Work request: Your job is to return the whole listing unchanged while skipping its images.

Source information:
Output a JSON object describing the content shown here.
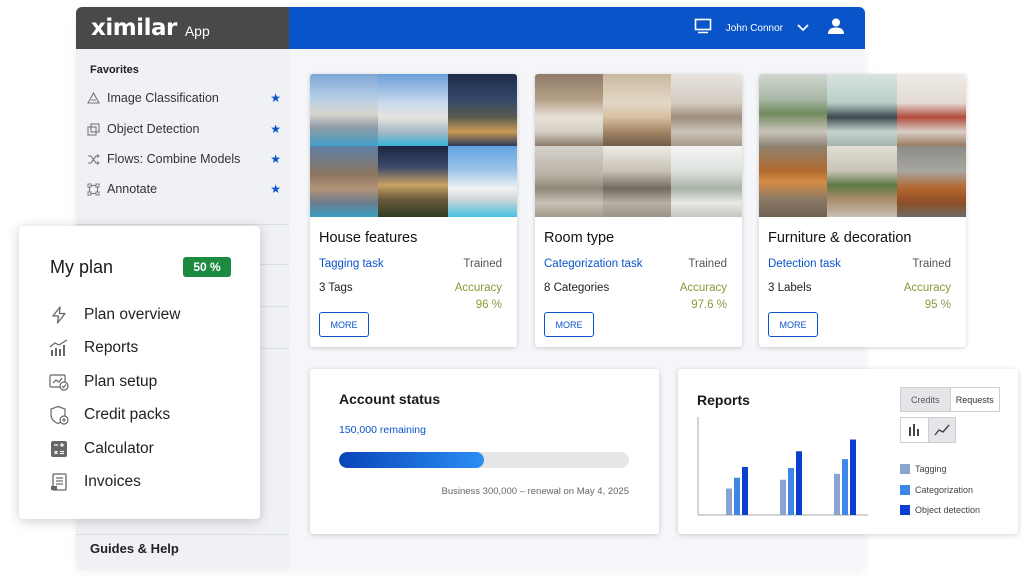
{
  "brand": {
    "logo": "ximilar",
    "app_label": "App"
  },
  "topbar": {
    "user_name": "John Connor",
    "icons": [
      "monitor-icon",
      "chevron-down-icon",
      "user-icon"
    ]
  },
  "sidebar": {
    "favorites_title": "Favorites",
    "favorites": [
      {
        "label": "Image Classification",
        "icon": "classification-icon"
      },
      {
        "label": "Object Detection",
        "icon": "detection-icon"
      },
      {
        "label": "Flows: Combine Models",
        "icon": "flows-icon"
      },
      {
        "label": "Annotate",
        "icon": "annotate-icon"
      }
    ],
    "guides_label": "Guides & Help"
  },
  "tasks": [
    {
      "title": "House features",
      "task_type": "Tagging task",
      "status": "Trained",
      "count": "3 Tags",
      "accuracy_label": "Accuracy",
      "accuracy_value": "96 %",
      "button": "MORE"
    },
    {
      "title": "Room type",
      "task_type": "Categorization task",
      "status": "Trained",
      "count": "8 Categories",
      "accuracy_label": "Accuracy",
      "accuracy_value": "97.6 %",
      "button": "MORE"
    },
    {
      "title": "Furniture & decoration",
      "task_type": "Detection task",
      "status": "Trained",
      "count": "3 Labels",
      "accuracy_label": "Accuracy",
      "accuracy_value": "95 %",
      "button": "MORE"
    }
  ],
  "account": {
    "title": "Account status",
    "remaining": "150,000 remaining",
    "progress": 0.5,
    "footer": "Business 300,000 – renewal on May 4, 2025"
  },
  "reports": {
    "title": "Reports",
    "tabs": [
      "Credits",
      "Requests"
    ],
    "active_tab": "Credits",
    "view_toggle": [
      "bar-chart-icon",
      "line-chart-icon"
    ],
    "legend": [
      "Tagging",
      "Categorization",
      "Object detection"
    ]
  },
  "chart_data": {
    "type": "bar",
    "categories": [
      "",
      "",
      ""
    ],
    "series": [
      {
        "name": "Tagging",
        "values": [
          27,
          36,
          42
        ]
      },
      {
        "name": "Categorization",
        "values": [
          38,
          48,
          57
        ]
      },
      {
        "name": "Object detection",
        "values": [
          49,
          65,
          77
        ]
      }
    ],
    "colors": [
      "#8aa4d0",
      "#3e86e8",
      "#0c3fd0"
    ],
    "ylim": [
      0,
      100
    ],
    "grid": false
  },
  "plan": {
    "title": "My plan",
    "badge": "50 %",
    "items": [
      {
        "label": "Plan overview",
        "icon": "lightning-icon"
      },
      {
        "label": "Reports",
        "icon": "reports-icon"
      },
      {
        "label": "Plan setup",
        "icon": "plan-setup-icon"
      },
      {
        "label": "Credit packs",
        "icon": "credit-packs-icon"
      },
      {
        "label": "Calculator",
        "icon": "calculator-icon"
      },
      {
        "label": "Invoices",
        "icon": "invoice-icon"
      }
    ]
  },
  "colors": {
    "primary": "#0a54c9",
    "brand_bar": "#494949",
    "badge": "#1c8a3f",
    "accuracy": "#8a9a3c"
  }
}
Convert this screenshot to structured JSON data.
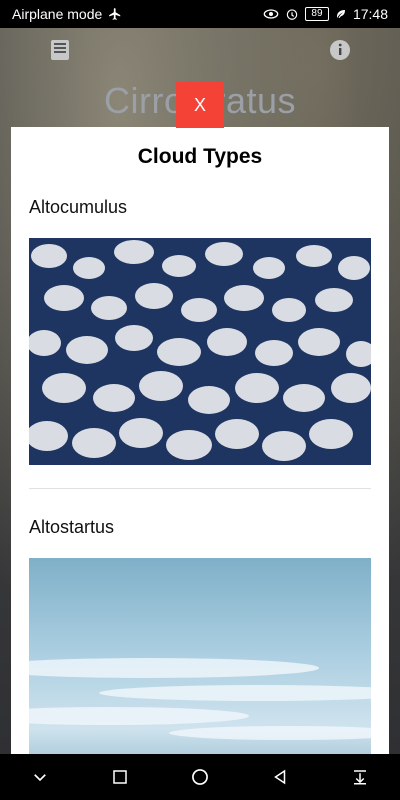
{
  "status_bar": {
    "left_text": "Airplane mode",
    "battery": "89",
    "time": "17:48"
  },
  "background_page": {
    "title": "Cirrostratus"
  },
  "modal": {
    "close_label": "X",
    "title": "Cloud Types",
    "items": [
      {
        "name": "Altocumulus"
      },
      {
        "name": "Altostartus"
      }
    ]
  },
  "colors": {
    "close_button": "#f44336",
    "modal_bg": "#ffffff",
    "status_bar_bg": "#000000"
  }
}
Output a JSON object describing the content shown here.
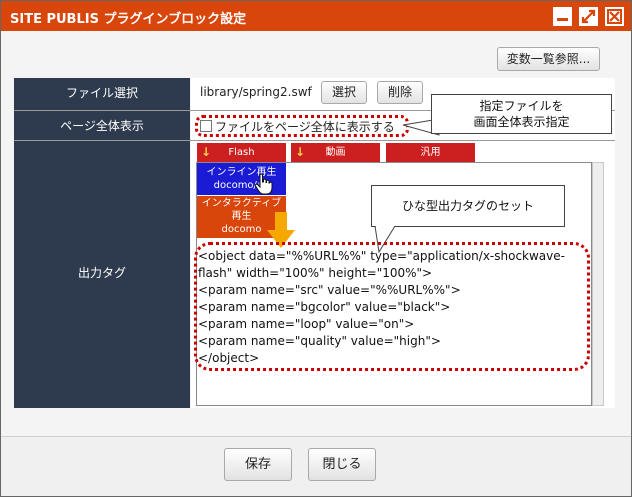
{
  "window": {
    "title": "SITE PUBLIS プラグインブロック設定"
  },
  "toolbar": {
    "variables_button": "変数一覧参照..."
  },
  "rows": {
    "file_select": {
      "label": "ファイル選択",
      "path": "library/spring2.swf",
      "select_button": "選択",
      "delete_button": "削除"
    },
    "fullscreen": {
      "label": "ページ全体表示",
      "checkbox_label": "ファイルをページ全体に表示する",
      "checked": false
    },
    "output": {
      "label": "出力タグ",
      "tabs": [
        "Flash",
        "動画",
        "汎用"
      ],
      "templates": [
        {
          "lines": [
            "インライン再生",
            "docomo/au"
          ]
        },
        {
          "lines": [
            "インタラクティブ",
            "再生",
            "docomo"
          ]
        }
      ],
      "code_lines": [
        "<object data=\"%%URL%%\" type=\"application/x-shockwave-",
        "flash\" width=\"100%\" height=\"100%\">",
        "<param name=\"src\" value=\"%%URL%%\">",
        "<param name=\"bgcolor\" value=\"black\">",
        "<param name=\"loop\" value=\"on\">",
        "<param name=\"quality\" value=\"high\">",
        "</object>"
      ]
    }
  },
  "callouts": {
    "fullscreen_note": [
      "指定ファイルを",
      "画面全体表示指定"
    ],
    "template_note": "ひな型出力タグのセット"
  },
  "footer": {
    "save_button": "保存",
    "close_button": "閉じる"
  },
  "colors": {
    "titlebar": "#d9460c",
    "label_bg": "#2e3a4d",
    "tab_red": "#cc1f1f",
    "template_blue": "#1b1bd6",
    "template_orange": "#d9460c",
    "highlight_red": "#cc0000",
    "arrow_yellow": "#f5a800"
  }
}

Completed task:
Output a JSON object describing the content shown here.
{
  "brand": {
    "logo": "ximilar",
    "app_label": "App"
  },
  "topbar": {
    "user_name": "John Connor",
    "icons": [
      "monitor-icon",
      "chevron-down-icon",
      "user-icon"
    ]
  },
  "sidebar": {
    "favorites_title": "Favorites",
    "favorites": [
      {
        "label": "Image Classification",
        "icon": "classification-icon"
      },
      {
        "label": "Object Detection",
        "icon": "detection-icon"
      },
      {
        "label": "Flows: Combine Models",
        "icon": "flows-icon"
      },
      {
        "label": "Annotate",
        "icon": "annotate-icon"
      }
    ],
    "guides_label": "Guides & Help"
  },
  "tasks": [
    {
      "title": "House features",
      "task_type": "Tagging task",
      "status": "Trained",
      "count": "3 Tags",
      "accuracy_label": "Accuracy",
      "accuracy_value": "96 %",
      "button": "MORE"
    },
    {
      "title": "Room type",
      "task_type": "Categorization task",
      "status": "Trained",
      "count": "8 Categories",
      "accuracy_label": "Accuracy",
      "accuracy_value": "97.6 %",
      "button": "MORE"
    },
    {
      "title": "Furniture & decoration",
      "task_type": "Detection task",
      "status": "Trained",
      "count": "3 Labels",
      "accuracy_label": "Accuracy",
      "accuracy_value": "95 %",
      "button": "MORE"
    }
  ],
  "account": {
    "title": "Account status",
    "remaining": "150,000 remaining",
    "progress": 0.5,
    "footer": "Business 300,000 – renewal on May 4, 2025"
  },
  "reports": {
    "title": "Reports",
    "tabs": [
      "Credits",
      "Requests"
    ],
    "active_tab": "Credits",
    "view_toggle": [
      "bar-chart-icon",
      "line-chart-icon"
    ],
    "legend": [
      "Tagging",
      "Categorization",
      "Object detection"
    ]
  },
  "chart_data": {
    "type": "bar",
    "categories": [
      "",
      "",
      ""
    ],
    "series": [
      {
        "name": "Tagging",
        "values": [
          27,
          36,
          42
        ]
      },
      {
        "name": "Categorization",
        "values": [
          38,
          48,
          57
        ]
      },
      {
        "name": "Object detection",
        "values": [
          49,
          65,
          77
        ]
      }
    ],
    "colors": [
      "#8aa4d0",
      "#3e86e8",
      "#0c3fd0"
    ],
    "ylim": [
      0,
      100
    ],
    "grid": false
  },
  "plan": {
    "title": "My plan",
    "badge": "50 %",
    "items": [
      {
        "label": "Plan overview",
        "icon": "lightning-icon"
      },
      {
        "label": "Reports",
        "icon": "reports-icon"
      },
      {
        "label": "Plan setup",
        "icon": "plan-setup-icon"
      },
      {
        "label": "Credit packs",
        "icon": "credit-packs-icon"
      },
      {
        "label": "Calculator",
        "icon": "calculator-icon"
      },
      {
        "label": "Invoices",
        "icon": "invoice-icon"
      }
    ]
  },
  "colors": {
    "primary": "#0a54c9",
    "brand_bar": "#494949",
    "badge": "#1c8a3f",
    "accuracy": "#8a9a3c"
  }
}
Convert this screenshot to structured JSON data.
{
  "status_bar": {
    "left_text": "Airplane mode",
    "battery": "89",
    "time": "17:48"
  },
  "background_page": {
    "title": "Cirrostratus"
  },
  "modal": {
    "close_label": "X",
    "title": "Cloud Types",
    "items": [
      {
        "name": "Altocumulus"
      },
      {
        "name": "Altostartus"
      }
    ]
  },
  "colors": {
    "close_button": "#f44336",
    "modal_bg": "#ffffff",
    "status_bar_bg": "#000000"
  }
}
Output a JSON object describing the content shown here.
{
  "window": {
    "title": "SITE PUBLIS プラグインブロック設定"
  },
  "toolbar": {
    "variables_button": "変数一覧参照..."
  },
  "rows": {
    "file_select": {
      "label": "ファイル選択",
      "path": "library/spring2.swf",
      "select_button": "選択",
      "delete_button": "削除"
    },
    "fullscreen": {
      "label": "ページ全体表示",
      "checkbox_label": "ファイルをページ全体に表示する",
      "checked": false
    },
    "output": {
      "label": "出力タグ",
      "tabs": [
        "Flash",
        "動画",
        "汎用"
      ],
      "templates": [
        {
          "lines": [
            "インライン再生",
            "docomo/au"
          ]
        },
        {
          "lines": [
            "インタラクティブ",
            "再生",
            "docomo"
          ]
        }
      ],
      "code_lines": [
        "<object data=\"%%URL%%\" type=\"application/x-shockwave-",
        "flash\" width=\"100%\" height=\"100%\">",
        "<param name=\"src\" value=\"%%URL%%\">",
        "<param name=\"bgcolor\" value=\"black\">",
        "<param name=\"loop\" value=\"on\">",
        "<param name=\"quality\" value=\"high\">",
        "</object>"
      ]
    }
  },
  "callouts": {
    "fullscreen_note": [
      "指定ファイルを",
      "画面全体表示指定"
    ],
    "template_note": "ひな型出力タグのセット"
  },
  "footer": {
    "save_button": "保存",
    "close_button": "閉じる"
  },
  "colors": {
    "titlebar": "#d9460c",
    "label_bg": "#2e3a4d",
    "tab_red": "#cc1f1f",
    "template_blue": "#1b1bd6",
    "template_orange": "#d9460c",
    "highlight_red": "#cc0000",
    "arrow_yellow": "#f5a800"
  }
}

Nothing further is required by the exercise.